Self-care Isn’t Selfish
The environment physicians work in plays a big role in their stress levels. Outcomes have become the single most important metric that a physician’s success is measured against. They’re expected to see a high volume of patients, make an accurate diagnosis in limited time, and do more with less. To achieve those results, physicians are cutting corners in their own self-care — working more hours on less sleep. In 2014, physicians worked 10 more hours each week than the general U.S. population (50 hours versus 40 hours), according a study by the American Medical Association and the Mayo Clinic.
However, the solution isn’t working longer or harder. It’s making the well-being of caregivers as high a priority as the patients they see. Think back to the last flight you took. In case of emergency, the flight attendant instructed you to put on your oxygen mask before helping others, right? There’s a good reason for that: You can’t help others if your own well-being is in danger.
Shifting from Job Performance to Human Performance
In theory, employees who are in good health take less sick days and, thus, are more productive and cost efficient. Healthy employees drive down collective healthcare costs. For that reason, many healthcare organizations invest in a wellness program that focuses on improving the physical health of employees. The only problem? This approach looks at employees as a liability, in terms of how much they cost the company, rather than an asset.
At ADURO, we believe that health is just one aspect of a person’s well-being. That’s why we’ve shifted the focus from “job performance” to “human performance,” the notion that a person performs their best when they lead a well-balanced lifestyle.
The four key elements of our Human Performance model include:
- Health & Fitness
- Money & Prosperity
- Growth & Development
- Contribution & Sustainability
Each of these elements is intertwined. If any one element is imbalanced, it has the potential to impact the others. Conversely, the more areas in which a person thrives, the more successful he or she will become. Strong individuals lead to strong companies.

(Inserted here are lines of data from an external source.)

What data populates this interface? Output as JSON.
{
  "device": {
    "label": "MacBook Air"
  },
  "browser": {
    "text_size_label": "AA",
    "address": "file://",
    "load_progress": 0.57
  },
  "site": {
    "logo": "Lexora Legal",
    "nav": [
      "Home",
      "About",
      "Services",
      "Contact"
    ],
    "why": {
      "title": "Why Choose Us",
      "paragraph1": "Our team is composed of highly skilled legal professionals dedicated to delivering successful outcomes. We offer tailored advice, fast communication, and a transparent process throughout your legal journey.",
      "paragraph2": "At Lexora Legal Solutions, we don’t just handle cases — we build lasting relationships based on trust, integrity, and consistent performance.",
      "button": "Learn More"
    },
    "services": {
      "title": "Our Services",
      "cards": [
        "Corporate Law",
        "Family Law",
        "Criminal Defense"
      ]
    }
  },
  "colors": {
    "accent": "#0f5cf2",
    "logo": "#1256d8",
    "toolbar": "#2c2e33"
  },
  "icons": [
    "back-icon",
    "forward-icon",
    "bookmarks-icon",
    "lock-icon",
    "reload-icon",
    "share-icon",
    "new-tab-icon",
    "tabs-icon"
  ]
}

Mercy Health, a large healthcare system, is a great example of this philosophy in action. The organization has been a client of ADURO’s for more than three years. It scored the highest of any organization we serve in every Key Performance Indicator, including productivity, well-being, and health.

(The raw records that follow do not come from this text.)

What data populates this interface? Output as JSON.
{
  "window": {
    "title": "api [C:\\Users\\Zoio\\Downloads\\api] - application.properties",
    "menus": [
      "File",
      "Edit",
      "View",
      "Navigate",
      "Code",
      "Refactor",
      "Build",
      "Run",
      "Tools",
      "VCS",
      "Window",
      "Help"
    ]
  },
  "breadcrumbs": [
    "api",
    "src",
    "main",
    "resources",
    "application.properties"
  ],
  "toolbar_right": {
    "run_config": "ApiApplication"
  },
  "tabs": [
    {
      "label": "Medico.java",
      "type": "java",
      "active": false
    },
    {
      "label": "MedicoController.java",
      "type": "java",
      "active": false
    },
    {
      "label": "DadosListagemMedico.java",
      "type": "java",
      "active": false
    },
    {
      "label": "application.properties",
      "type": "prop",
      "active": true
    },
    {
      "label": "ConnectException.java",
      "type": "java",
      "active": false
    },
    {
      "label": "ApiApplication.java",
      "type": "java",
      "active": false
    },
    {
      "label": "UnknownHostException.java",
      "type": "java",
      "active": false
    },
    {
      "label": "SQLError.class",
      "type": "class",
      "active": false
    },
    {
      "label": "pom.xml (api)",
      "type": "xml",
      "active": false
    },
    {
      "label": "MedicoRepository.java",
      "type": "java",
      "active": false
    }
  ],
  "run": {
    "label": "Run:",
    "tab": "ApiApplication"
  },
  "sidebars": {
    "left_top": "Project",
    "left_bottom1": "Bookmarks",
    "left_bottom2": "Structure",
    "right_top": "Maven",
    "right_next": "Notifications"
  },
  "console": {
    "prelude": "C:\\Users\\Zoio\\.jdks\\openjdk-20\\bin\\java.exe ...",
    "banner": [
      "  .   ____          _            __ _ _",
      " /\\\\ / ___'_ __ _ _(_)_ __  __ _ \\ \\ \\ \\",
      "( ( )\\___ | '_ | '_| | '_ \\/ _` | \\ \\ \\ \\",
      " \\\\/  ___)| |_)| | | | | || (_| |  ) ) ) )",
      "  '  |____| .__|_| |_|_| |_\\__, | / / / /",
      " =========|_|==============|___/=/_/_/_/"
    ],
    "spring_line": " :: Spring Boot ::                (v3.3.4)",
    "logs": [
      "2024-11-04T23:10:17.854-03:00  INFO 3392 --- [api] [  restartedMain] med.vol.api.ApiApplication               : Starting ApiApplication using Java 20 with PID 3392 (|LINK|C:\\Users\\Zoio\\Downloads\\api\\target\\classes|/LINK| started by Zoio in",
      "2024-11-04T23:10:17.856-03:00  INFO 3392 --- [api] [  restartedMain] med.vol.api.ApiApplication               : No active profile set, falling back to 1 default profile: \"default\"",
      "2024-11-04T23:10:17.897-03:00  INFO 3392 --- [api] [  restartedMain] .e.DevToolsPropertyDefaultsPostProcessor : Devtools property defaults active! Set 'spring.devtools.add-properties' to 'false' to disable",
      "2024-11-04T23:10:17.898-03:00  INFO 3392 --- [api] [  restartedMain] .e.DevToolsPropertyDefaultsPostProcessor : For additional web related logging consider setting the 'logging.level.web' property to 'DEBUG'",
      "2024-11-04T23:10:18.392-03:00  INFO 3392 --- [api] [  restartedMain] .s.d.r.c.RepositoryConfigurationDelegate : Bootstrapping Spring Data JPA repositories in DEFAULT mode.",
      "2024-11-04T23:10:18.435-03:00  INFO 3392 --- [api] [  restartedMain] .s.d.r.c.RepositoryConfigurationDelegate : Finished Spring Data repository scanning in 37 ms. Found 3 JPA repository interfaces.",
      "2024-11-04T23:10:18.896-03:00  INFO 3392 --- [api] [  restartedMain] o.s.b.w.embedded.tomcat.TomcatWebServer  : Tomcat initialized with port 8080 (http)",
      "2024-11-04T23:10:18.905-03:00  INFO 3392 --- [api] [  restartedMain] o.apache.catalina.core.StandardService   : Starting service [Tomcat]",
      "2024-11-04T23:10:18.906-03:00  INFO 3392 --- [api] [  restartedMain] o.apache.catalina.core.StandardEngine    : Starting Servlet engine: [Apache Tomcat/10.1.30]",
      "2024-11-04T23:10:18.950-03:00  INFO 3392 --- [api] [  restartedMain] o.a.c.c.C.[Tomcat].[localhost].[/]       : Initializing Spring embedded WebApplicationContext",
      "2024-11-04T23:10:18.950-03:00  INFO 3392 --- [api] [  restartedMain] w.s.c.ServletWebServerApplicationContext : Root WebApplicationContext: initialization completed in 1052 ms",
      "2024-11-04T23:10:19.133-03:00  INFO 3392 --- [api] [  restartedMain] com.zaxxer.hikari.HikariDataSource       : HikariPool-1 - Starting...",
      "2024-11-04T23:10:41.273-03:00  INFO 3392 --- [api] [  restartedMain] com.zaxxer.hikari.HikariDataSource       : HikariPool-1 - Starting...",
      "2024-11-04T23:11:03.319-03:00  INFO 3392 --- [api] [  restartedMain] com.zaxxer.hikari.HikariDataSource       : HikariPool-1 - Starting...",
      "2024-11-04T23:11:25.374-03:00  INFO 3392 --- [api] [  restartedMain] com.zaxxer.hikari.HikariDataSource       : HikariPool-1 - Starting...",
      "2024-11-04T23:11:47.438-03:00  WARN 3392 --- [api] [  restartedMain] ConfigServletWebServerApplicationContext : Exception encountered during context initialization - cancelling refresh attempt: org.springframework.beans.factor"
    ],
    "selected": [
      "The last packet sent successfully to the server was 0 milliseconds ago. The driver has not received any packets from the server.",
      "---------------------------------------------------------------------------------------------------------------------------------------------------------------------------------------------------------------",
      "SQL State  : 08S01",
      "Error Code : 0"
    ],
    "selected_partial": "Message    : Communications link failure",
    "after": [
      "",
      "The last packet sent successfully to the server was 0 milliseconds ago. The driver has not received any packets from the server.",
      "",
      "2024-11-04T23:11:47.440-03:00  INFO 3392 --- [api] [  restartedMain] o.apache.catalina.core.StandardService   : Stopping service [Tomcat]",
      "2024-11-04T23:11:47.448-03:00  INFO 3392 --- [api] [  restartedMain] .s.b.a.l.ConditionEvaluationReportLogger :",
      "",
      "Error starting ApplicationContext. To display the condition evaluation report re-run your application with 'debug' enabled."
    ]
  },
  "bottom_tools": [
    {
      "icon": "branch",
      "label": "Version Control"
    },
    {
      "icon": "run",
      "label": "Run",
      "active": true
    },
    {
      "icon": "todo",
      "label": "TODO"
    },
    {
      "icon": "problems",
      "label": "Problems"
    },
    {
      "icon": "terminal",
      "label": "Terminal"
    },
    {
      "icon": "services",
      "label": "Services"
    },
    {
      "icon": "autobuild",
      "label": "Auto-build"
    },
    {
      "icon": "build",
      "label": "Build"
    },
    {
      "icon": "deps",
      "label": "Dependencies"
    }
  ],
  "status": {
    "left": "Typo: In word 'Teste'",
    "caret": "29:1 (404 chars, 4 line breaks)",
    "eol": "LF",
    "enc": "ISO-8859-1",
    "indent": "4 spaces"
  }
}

How were they able to achieve these results? Mercy Health made the self-care of physicians, nurses, and all staff a priority. The organization offers its employees an outdoor walking path, fitness centers, and the “Be Well Within” program. The program was designed to support its employees (and spouses covered on a Mercy Health medical plan) on their journey to health and well-being — in mind, body, and spirit. Mercy Health’s leadership team understands that a happy, healthy workforce benefits providers, their families, their employers, and their patients.
And we know that you do, too.
It’s time for physicians, nurses, and clinical staff to receive the same level of care that they provide to patients. ADURO can help.
Discover how our Human Performance approach helps people overcome obstacles to reach their full potential.